*** Block opens ***

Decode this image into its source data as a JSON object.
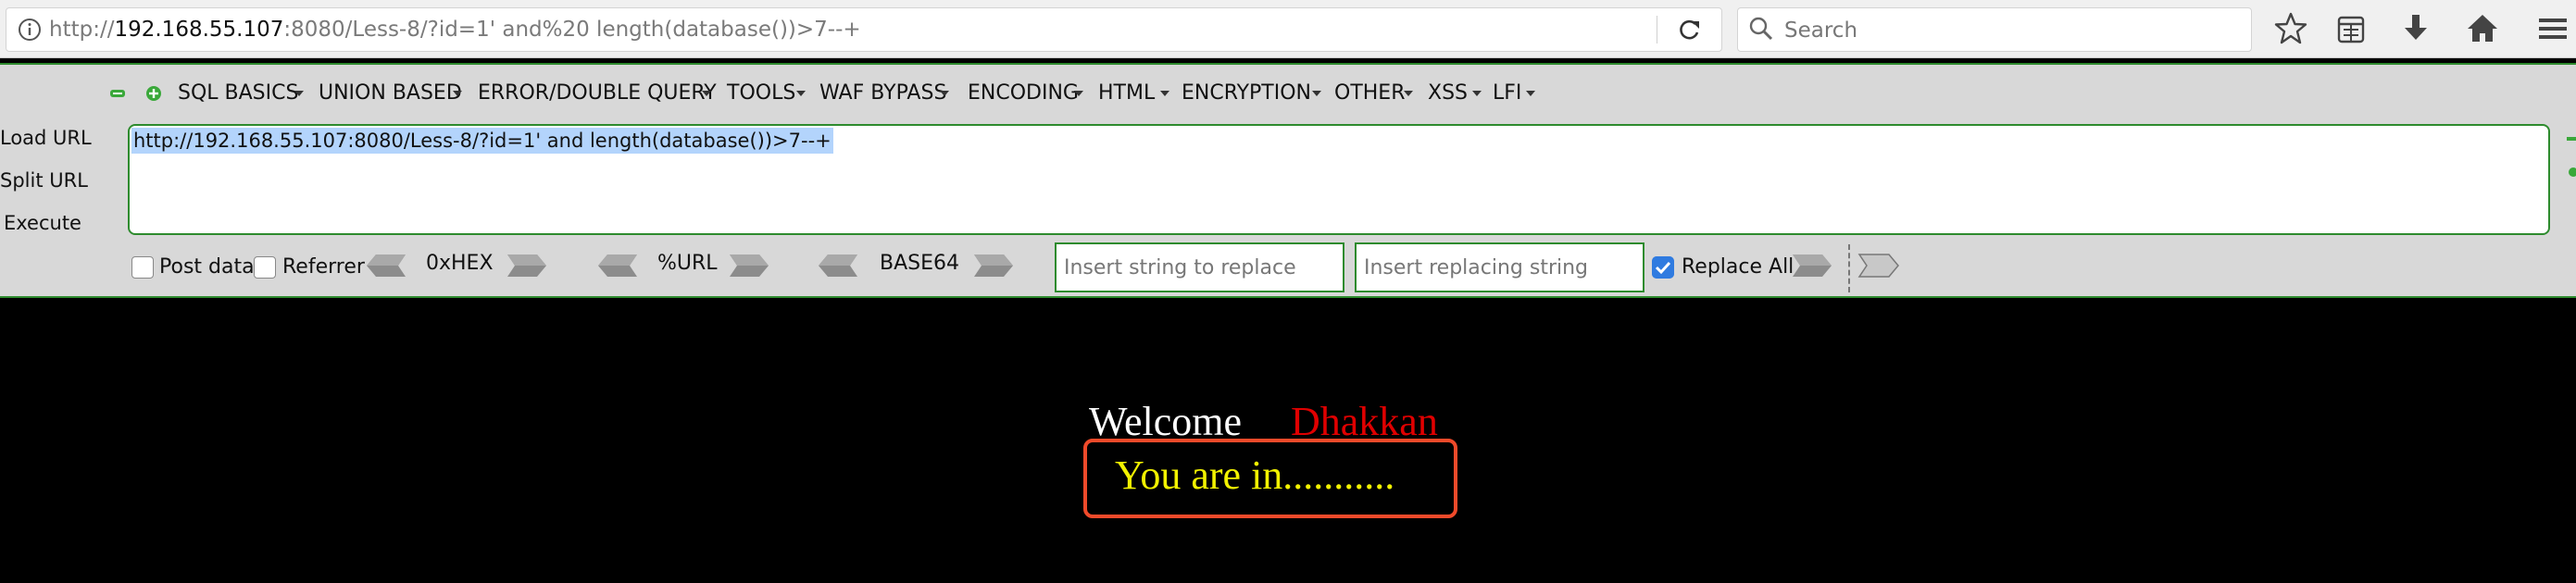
{
  "browser": {
    "url_prefix": "http://",
    "url_host": "192.168.55.107",
    "url_rest": ":8080/Less-8/?id=1' and%20 length(database())>7--+",
    "search_placeholder": "Search"
  },
  "hackbar": {
    "menu": [
      {
        "label": "SQL BASICS"
      },
      {
        "label": "UNION BASED"
      },
      {
        "label": "ERROR/DOUBLE QUERY"
      },
      {
        "label": "TOOLS"
      },
      {
        "label": "WAF BYPASS"
      },
      {
        "label": "ENCODING"
      },
      {
        "label": "HTML"
      },
      {
        "label": "ENCRYPTION"
      },
      {
        "label": "OTHER"
      },
      {
        "label": "XSS"
      },
      {
        "label": "LFI"
      }
    ],
    "actions": {
      "load": "Load URL",
      "split": "Split URL",
      "execute": "Execute"
    },
    "url_value": "http://192.168.55.107:8080/Less-8/?id=1' and  length(database())>7--+",
    "post_data_label": "Post data",
    "referrer_label": "Referrer",
    "hex_label": "0xHEX",
    "url_enc_label": "%URL",
    "base64_label": "BASE64",
    "replace_placeholder": "Insert string to replace",
    "replacing_placeholder": "Insert replacing string",
    "replace_all_label": "Replace All",
    "replace_all_checked": true,
    "accent_color": "#2e8b2e"
  },
  "page": {
    "welcome": "Welcome",
    "username": "Dhakkan",
    "message": "You are in...........",
    "background": "#000000",
    "message_color": "#f2f200",
    "username_color": "#e00000",
    "box_border_color": "#f04a2a"
  }
}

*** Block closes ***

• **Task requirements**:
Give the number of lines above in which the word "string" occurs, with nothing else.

• **Task result**:
2